Data provided Start Marker

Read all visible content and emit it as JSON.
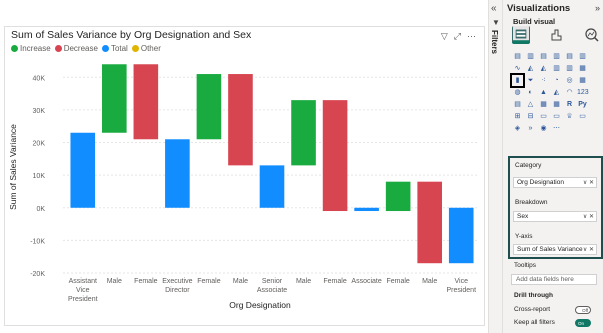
{
  "visual": {
    "title": "Sum of Sales Variance by Org Designation and Sex",
    "legend": [
      {
        "label": "Increase",
        "color": "#1aab40"
      },
      {
        "label": "Decrease",
        "color": "#d64550"
      },
      {
        "label": "Total",
        "color": "#118dff"
      },
      {
        "label": "Other",
        "color": "#e0b400"
      }
    ],
    "header_icons": [
      "filter-icon",
      "focus-mode-icon",
      "more-options-icon"
    ]
  },
  "chart_data": {
    "type": "bar",
    "subtype": "waterfall",
    "xlabel": "Org Designation",
    "ylabel": "Sum of Sales Variance",
    "ylim": [
      -20000,
      45000
    ],
    "yticks": [
      "-20K",
      "-10K",
      "0K",
      "10K",
      "20K",
      "30K",
      "40K"
    ],
    "ytick_values": [
      -20000,
      -10000,
      0,
      10000,
      20000,
      30000,
      40000
    ],
    "bars": [
      {
        "category": "Assistant Vice President",
        "kind": "Total",
        "start": 0,
        "end": 23000
      },
      {
        "category": "Male",
        "kind": "Increase",
        "start": 23000,
        "end": 44000
      },
      {
        "category": "Female",
        "kind": "Decrease",
        "start": 44000,
        "end": 21000
      },
      {
        "category": "Executive Director",
        "kind": "Total",
        "start": 0,
        "end": 21000
      },
      {
        "category": "Female",
        "kind": "Increase",
        "start": 21000,
        "end": 41000
      },
      {
        "category": "Male",
        "kind": "Decrease",
        "start": 41000,
        "end": 13000
      },
      {
        "category": "Senior Associate",
        "kind": "Total",
        "start": 0,
        "end": 13000
      },
      {
        "category": "Male",
        "kind": "Increase",
        "start": 13000,
        "end": 33000
      },
      {
        "category": "Female",
        "kind": "Decrease",
        "start": 33000,
        "end": -1000
      },
      {
        "category": "Associate",
        "kind": "Total",
        "start": 0,
        "end": -1000
      },
      {
        "category": "Female",
        "kind": "Increase",
        "start": -1000,
        "end": 8000
      },
      {
        "category": "Male",
        "kind": "Decrease",
        "start": 8000,
        "end": -17000
      },
      {
        "category": "Vice President",
        "kind": "Total",
        "start": 0,
        "end": -17000
      }
    ],
    "category_labels": [
      [
        "Assistant",
        "Vice",
        "President"
      ],
      [
        "Male"
      ],
      [
        "Female"
      ],
      [
        "Executive",
        "Director"
      ],
      [
        "Female"
      ],
      [
        "Male"
      ],
      [
        "Senior",
        "Associate"
      ],
      [
        "Male"
      ],
      [
        "Female"
      ],
      [
        "Associate"
      ],
      [
        "Female"
      ],
      [
        "Male"
      ],
      [
        "Vice",
        "President"
      ]
    ],
    "colors": {
      "Increase": "#1aab40",
      "Decrease": "#d64550",
      "Total": "#118dff"
    },
    "grid": true,
    "legend_position": "top-left"
  },
  "filters_pane": {
    "label": "Filters",
    "collapse_icon": "chevron-left-icon"
  },
  "viz_pane": {
    "title": "Visualizations",
    "build_label": "Build visual",
    "header_icons": [
      "chevron-left-icon",
      "chevron-right-icon"
    ],
    "wells": {
      "category_label": "Category",
      "category_value": "Org Designation",
      "breakdown_label": "Breakdown",
      "breakdown_value": "Sex",
      "yaxis_label": "Y-axis",
      "yaxis_value": "Sum of Sales Variance"
    },
    "tooltips_label": "Tooltips",
    "tooltips_placeholder": "Add data fields here",
    "drill_through_label": "Drill through",
    "cross_report_label": "Cross-report",
    "cross_report_state": "Off",
    "keep_filters_label": "Keep all filters",
    "keep_filters_state": "On"
  }
}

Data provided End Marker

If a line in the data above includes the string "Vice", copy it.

#### [Output of the task]
        "category": "Assistant Vice President",
        "category": "Vice President",
        "Vice",
        "Vice",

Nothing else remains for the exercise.